• [EXERCISE]:
Scan the material below and report how many lines include the string "this"; nothing else belongs in the reply.

• [SUPPLIED MATERIAL]:
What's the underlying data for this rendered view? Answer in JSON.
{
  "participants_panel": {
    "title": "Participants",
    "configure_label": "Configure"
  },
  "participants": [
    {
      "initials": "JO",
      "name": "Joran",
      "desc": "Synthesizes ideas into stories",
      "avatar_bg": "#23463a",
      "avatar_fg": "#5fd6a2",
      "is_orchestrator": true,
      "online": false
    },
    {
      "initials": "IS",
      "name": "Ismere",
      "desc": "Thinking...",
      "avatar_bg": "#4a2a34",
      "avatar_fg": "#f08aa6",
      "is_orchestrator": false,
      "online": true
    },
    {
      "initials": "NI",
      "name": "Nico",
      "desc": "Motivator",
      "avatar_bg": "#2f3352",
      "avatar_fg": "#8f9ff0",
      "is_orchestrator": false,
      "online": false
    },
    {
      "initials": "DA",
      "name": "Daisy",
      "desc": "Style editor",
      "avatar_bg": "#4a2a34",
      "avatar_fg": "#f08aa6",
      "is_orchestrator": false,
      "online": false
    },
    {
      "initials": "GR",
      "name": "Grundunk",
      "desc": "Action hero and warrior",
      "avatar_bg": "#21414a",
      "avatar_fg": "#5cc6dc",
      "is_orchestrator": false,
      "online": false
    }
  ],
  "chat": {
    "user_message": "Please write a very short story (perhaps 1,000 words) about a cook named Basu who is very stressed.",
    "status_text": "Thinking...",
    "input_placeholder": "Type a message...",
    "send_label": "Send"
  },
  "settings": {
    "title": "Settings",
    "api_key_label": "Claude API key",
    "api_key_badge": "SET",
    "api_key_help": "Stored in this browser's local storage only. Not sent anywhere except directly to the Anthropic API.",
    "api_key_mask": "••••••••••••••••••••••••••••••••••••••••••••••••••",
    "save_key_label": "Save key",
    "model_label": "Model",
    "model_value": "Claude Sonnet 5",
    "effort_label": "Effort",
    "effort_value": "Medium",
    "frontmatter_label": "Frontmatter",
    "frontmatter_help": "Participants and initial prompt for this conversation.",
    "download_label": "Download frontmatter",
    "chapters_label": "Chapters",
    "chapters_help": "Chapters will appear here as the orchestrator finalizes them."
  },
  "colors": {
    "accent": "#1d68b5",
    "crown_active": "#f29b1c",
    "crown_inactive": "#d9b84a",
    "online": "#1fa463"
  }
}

• [WRITTEN REPLY]:
3